The Town of Esna
Situated only around 60 Kilometres to the south of Luxor, Esna is small non-interesting farming town. Except for the marvellous Temple of Khunum; a Greco-Roman structure which was constructed to represent a much older monument built by Tuthmosis III during the reign of the 18th dynasty in Egypt.
The Story Behind The Esna Temple
This wonderful temple of Khunum was buried under sand and silt for centuries to the extent that the city of Esna was established on top of it.
However, the excavation works which started at the beginning of the 19th century only unearthed one section of the Temple; the Roman hypostyle hall which was built during the 1st century AD. The façade of this hall is featured with its inscriptions and drawings of Roman emperors which date back to the 1st century as well.
The roof of this remarkable hall is based upon 24 columns decorated with inscriptions telling the story of the festival which used to take place in Esna.
Among the most interesting characteristics of the temple of Esna is the astronomical ceiling with its zodiac register in which the guests can still view its details and different parts.
Down by the river Nile is an ancient quay with cartouches of Marcus Aurelius which would have been connected to the temple by a processional way.
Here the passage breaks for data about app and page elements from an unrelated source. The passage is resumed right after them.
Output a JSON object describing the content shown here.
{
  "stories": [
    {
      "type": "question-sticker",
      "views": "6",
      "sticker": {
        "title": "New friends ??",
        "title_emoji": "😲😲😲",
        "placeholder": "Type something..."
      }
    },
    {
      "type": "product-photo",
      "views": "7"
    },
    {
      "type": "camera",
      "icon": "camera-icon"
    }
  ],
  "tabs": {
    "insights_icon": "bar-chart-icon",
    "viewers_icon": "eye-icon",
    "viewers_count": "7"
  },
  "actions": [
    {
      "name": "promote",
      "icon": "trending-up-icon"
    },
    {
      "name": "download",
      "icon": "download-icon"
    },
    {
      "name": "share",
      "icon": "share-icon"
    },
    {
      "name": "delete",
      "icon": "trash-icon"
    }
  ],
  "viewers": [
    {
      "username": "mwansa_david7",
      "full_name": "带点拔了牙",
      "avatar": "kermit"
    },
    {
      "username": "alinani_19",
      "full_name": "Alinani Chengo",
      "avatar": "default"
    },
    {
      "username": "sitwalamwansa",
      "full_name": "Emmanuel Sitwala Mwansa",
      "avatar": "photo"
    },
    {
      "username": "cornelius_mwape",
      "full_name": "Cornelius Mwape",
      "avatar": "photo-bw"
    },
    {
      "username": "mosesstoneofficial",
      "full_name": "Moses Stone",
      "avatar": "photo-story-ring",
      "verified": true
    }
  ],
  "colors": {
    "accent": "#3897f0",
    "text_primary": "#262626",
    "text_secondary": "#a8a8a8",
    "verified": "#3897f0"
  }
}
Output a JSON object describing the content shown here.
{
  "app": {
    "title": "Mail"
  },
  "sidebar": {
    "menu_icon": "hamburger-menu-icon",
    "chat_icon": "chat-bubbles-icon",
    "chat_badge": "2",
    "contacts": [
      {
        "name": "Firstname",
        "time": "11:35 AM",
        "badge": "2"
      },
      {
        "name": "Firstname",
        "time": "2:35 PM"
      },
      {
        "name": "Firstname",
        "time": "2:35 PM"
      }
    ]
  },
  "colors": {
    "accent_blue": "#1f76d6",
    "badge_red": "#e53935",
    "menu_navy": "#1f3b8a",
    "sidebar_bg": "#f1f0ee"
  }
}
This is still in use today.
There was also a ‘North Temple of Khnum’ two and a half-mile north-west of Esna that was dated to Ptolemy III Euergetes I, but this is now completely vanished.
The ancient necropolis associated with Esna contains burials from the Old Kingdom to late Ptolemaic date.